====== Working data ======

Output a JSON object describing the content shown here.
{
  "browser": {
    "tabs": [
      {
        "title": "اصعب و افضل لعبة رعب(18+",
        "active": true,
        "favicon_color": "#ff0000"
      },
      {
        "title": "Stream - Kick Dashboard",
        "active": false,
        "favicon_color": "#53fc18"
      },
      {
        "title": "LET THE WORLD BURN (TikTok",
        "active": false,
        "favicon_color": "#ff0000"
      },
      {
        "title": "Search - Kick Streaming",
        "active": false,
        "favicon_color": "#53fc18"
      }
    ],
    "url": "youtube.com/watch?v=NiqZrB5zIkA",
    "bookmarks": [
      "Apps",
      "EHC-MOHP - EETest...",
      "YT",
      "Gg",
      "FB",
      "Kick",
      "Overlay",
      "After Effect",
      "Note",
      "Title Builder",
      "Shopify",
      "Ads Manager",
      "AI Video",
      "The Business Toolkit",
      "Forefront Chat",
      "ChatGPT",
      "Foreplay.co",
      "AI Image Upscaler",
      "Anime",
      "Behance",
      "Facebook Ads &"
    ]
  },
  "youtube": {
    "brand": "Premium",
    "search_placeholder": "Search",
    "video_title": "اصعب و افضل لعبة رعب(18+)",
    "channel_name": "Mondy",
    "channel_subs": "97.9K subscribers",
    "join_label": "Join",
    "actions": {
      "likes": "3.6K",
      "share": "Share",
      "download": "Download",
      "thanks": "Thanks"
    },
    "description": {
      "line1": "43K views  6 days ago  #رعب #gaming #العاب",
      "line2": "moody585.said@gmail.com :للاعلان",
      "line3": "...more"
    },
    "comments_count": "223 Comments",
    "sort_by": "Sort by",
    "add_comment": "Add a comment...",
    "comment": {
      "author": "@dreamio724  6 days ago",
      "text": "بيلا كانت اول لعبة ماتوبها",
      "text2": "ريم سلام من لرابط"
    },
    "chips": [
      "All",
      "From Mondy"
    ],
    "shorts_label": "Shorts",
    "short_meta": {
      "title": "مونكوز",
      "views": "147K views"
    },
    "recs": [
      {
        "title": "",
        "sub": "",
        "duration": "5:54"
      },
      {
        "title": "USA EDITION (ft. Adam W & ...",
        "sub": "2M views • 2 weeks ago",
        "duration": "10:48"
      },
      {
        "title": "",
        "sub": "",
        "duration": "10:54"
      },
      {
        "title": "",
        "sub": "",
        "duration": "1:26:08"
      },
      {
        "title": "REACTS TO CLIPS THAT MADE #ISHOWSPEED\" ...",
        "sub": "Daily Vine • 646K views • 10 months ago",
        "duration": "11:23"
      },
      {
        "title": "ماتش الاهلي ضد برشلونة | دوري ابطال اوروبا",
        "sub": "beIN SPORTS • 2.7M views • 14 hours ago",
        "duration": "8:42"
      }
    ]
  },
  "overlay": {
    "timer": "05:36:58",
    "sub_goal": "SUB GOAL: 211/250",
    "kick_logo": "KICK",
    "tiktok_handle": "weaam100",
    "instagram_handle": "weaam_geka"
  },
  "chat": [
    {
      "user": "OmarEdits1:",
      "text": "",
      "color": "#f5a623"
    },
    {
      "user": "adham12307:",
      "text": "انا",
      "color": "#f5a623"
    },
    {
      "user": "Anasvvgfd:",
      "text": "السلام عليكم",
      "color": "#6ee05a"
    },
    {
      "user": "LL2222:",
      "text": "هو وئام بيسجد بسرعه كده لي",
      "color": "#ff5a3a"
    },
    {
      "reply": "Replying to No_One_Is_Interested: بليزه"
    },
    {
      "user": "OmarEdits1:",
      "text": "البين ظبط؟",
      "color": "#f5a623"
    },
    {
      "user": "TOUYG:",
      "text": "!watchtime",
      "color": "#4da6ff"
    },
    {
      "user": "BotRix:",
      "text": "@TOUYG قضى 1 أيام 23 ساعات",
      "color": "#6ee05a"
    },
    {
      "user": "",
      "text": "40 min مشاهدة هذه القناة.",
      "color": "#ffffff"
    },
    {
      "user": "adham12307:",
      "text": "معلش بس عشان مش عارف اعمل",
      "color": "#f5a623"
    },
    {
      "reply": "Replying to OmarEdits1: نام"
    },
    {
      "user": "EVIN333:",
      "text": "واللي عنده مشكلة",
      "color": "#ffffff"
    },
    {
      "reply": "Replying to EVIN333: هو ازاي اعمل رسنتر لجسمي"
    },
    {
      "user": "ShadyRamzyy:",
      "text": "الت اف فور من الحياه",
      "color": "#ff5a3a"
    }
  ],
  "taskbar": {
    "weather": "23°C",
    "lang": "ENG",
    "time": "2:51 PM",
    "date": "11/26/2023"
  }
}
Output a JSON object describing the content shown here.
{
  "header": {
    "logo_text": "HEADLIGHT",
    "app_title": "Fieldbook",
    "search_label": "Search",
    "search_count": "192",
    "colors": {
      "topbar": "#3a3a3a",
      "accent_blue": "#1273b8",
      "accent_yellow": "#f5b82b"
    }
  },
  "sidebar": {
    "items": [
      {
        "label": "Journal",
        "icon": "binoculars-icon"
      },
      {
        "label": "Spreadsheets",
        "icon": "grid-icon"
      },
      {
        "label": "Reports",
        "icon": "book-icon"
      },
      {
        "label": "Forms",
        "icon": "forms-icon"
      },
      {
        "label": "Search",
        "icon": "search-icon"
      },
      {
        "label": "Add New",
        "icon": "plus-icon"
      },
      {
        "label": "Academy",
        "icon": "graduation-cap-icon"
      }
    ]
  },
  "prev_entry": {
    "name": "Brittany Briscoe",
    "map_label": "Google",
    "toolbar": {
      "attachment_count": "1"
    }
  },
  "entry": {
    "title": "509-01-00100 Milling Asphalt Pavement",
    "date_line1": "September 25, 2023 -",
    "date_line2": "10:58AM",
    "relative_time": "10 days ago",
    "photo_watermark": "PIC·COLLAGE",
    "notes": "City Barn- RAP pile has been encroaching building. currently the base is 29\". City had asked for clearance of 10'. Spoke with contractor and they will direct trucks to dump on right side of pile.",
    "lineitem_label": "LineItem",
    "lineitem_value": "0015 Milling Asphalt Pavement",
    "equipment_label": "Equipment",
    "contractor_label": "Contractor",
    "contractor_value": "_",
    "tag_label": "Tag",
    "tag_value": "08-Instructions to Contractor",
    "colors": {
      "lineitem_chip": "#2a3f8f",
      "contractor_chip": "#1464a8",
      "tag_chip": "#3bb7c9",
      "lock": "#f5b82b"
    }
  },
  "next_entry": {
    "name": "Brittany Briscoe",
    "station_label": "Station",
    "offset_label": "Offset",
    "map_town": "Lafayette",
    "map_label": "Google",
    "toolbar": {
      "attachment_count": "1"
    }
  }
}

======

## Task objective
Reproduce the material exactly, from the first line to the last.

## Result for this task
Output a JSON object describing the content shown here.
{
  "browser": {
    "tabs": [
      {
        "title": "اصعب و افضل لعبة رعب(18+",
        "active": true,
        "favicon_color": "#ff0000"
      },
      {
        "title": "Stream - Kick Dashboard",
        "active": false,
        "favicon_color": "#53fc18"
      },
      {
        "title": "LET THE WORLD BURN (TikTok",
        "active": false,
        "favicon_color": "#ff0000"
      },
      {
        "title": "Search - Kick Streaming",
        "active": false,
        "favicon_color": "#53fc18"
      }
    ],
    "url": "youtube.com/watch?v=NiqZrB5zIkA",
    "bookmarks": [
      "Apps",
      "EHC-MOHP - EETest...",
      "YT",
      "Gg",
      "FB",
      "Kick",
      "Overlay",
      "After Effect",
      "Note",
      "Title Builder",
      "Shopify",
      "Ads Manager",
      "AI Video",
      "The Business Toolkit",
      "Forefront Chat",
      "ChatGPT",
      "Foreplay.co",
      "AI Image Upscaler",
      "Anime",
      "Behance",
      "Facebook Ads &"
    ]
  },
  "youtube": {
    "brand": "Premium",
    "search_placeholder": "Search",
    "video_title": "اصعب و افضل لعبة رعب(18+)",
    "channel_name": "Mondy",
    "channel_subs": "97.9K subscribers",
    "join_label": "Join",
    "actions": {
      "likes": "3.6K",
      "share": "Share",
      "download": "Download",
      "thanks": "Thanks"
    },
    "description": {
      "line1": "43K views  6 days ago  #رعب #gaming #العاب",
      "line2": "moody585.said@gmail.com :للاعلان",
      "line3": "...more"
    },
    "comments_count": "223 Comments",
    "sort_by": "Sort by",
    "add_comment": "Add a comment...",
    "comment": {
      "author": "@dreamio724  6 days ago",
      "text": "بيلا كانت اول لعبة ماتوبها",
      "text2": "ريم سلام من لرابط"
    },
    "chips": [
      "All",
      "From Mondy"
    ],
    "shorts_label": "Shorts",
    "short_meta": {
      "title": "مونكوز",
      "views": "147K views"
    },
    "recs": [
      {
        "title": "",
        "sub": "",
        "duration": "5:54"
      },
      {
        "title": "USA EDITION (ft. Adam W & ...",
        "sub": "2M views • 2 weeks ago",
        "duration": "10:48"
      },
      {
        "title": "",
        "sub": "",
        "duration": "10:54"
      },
      {
        "title": "",
        "sub": "",
        "duration": "1:26:08"
      },
      {
        "title": "REACTS TO CLIPS THAT MADE #ISHOWSPEED\" ...",
        "sub": "Daily Vine • 646K views • 10 months ago",
        "duration": "11:23"
      },
      {
        "title": "ماتش الاهلي ضد برشلونة | دوري ابطال اوروبا",
        "sub": "beIN SPORTS • 2.7M views • 14 hours ago",
        "duration": "8:42"
      }
    ]
  },
  "overlay": {
    "timer": "05:36:58",
    "sub_goal": "SUB GOAL: 211/250",
    "kick_logo": "KICK",
    "tiktok_handle": "weaam100",
    "instagram_handle": "weaam_geka"
  },
  "chat": [
    {
      "user": "OmarEdits1:",
      "text": "",
      "color": "#f5a623"
    },
    {
      "user": "adham12307:",
      "text": "انا",
      "color": "#f5a623"
    },
    {
      "user": "Anasvvgfd:",
      "text": "السلام عليكم",
      "color": "#6ee05a"
    },
    {
      "user": "LL2222:",
      "text": "هو وئام بيسجد بسرعه كده لي",
      "color": "#ff5a3a"
    },
    {
      "reply": "Replying to No_One_Is_Interested: بليزه"
    },
    {
      "user": "OmarEdits1:",
      "text": "البين ظبط؟",
      "color": "#f5a623"
    },
    {
      "user": "TOUYG:",
      "text": "!watchtime",
      "color": "#4da6ff"
    },
    {
      "user": "BotRix:",
      "text": "@TOUYG قضى 1 أيام 23 ساعات",
      "color": "#6ee05a"
    },
    {
      "user": "",
      "text": "40 min مشاهدة هذه القناة.",
      "color": "#ffffff"
    },
    {
      "user": "adham12307:",
      "text": "معلش بس عشان مش عارف اعمل",
      "color": "#f5a623"
    },
    {
      "reply": "Replying to OmarEdits1: نام"
    },
    {
      "user": "EVIN333:",
      "text": "واللي عنده مشكلة",
      "color": "#ffffff"
    },
    {
      "reply": "Replying to EVIN333: هو ازاي اعمل رسنتر لجسمي"
    },
    {
      "user": "ShadyRamzyy:",
      "text": "الت اف فور من الحياه",
      "color": "#ff5a3a"
    }
  ],
  "taskbar": {
    "weather": "23°C",
    "lang": "ENG",
    "time": "2:51 PM",
    "date": "11/26/2023"
  }
}
Output a JSON object describing the content shown here.
{
  "header": {
    "logo_text": "HEADLIGHT",
    "app_title": "Fieldbook",
    "search_label": "Search",
    "search_count": "192",
    "colors": {
      "topbar": "#3a3a3a",
      "accent_blue": "#1273b8",
      "accent_yellow": "#f5b82b"
    }
  },
  "sidebar": {
    "items": [
      {
        "label": "Journal",
        "icon": "binoculars-icon"
      },
      {
        "label": "Spreadsheets",
        "icon": "grid-icon"
      },
      {
        "label": "Reports",
        "icon": "book-icon"
      },
      {
        "label": "Forms",
        "icon": "forms-icon"
      },
      {
        "label": "Search",
        "icon": "search-icon"
      },
      {
        "label": "Add New",
        "icon": "plus-icon"
      },
      {
        "label": "Academy",
        "icon": "graduation-cap-icon"
      }
    ]
  },
  "prev_entry": {
    "name": "Brittany Briscoe",
    "map_label": "Google",
    "toolbar": {
      "attachment_count": "1"
    }
  },
  "entry": {
    "title": "509-01-00100 Milling Asphalt Pavement",
    "date_line1": "September 25, 2023 -",
    "date_line2": "10:58AM",
    "relative_time": "10 days ago",
    "photo_watermark": "PIC·COLLAGE",
    "notes": "City Barn- RAP pile has been encroaching building. currently the base is 29\". City had asked for clearance of 10'. Spoke with contractor and they will direct trucks to dump on right side of pile.",
    "lineitem_label": "LineItem",
    "lineitem_value": "0015 Milling Asphalt Pavement",
    "equipment_label": "Equipment",
    "contractor_label": "Contractor",
    "contractor_value": "_",
    "tag_label": "Tag",
    "tag_value": "08-Instructions to Contractor",
    "colors": {
      "lineitem_chip": "#2a3f8f",
      "contractor_chip": "#1464a8",
      "tag_chip": "#3bb7c9",
      "lock": "#f5b82b"
    }
  },
  "next_entry": {
    "name": "Brittany Briscoe",
    "station_label": "Station",
    "offset_label": "Offset",
    "map_town": "Lafayette",
    "map_label": "Google",
    "toolbar": {
      "attachment_count": "1"
    }
  }
}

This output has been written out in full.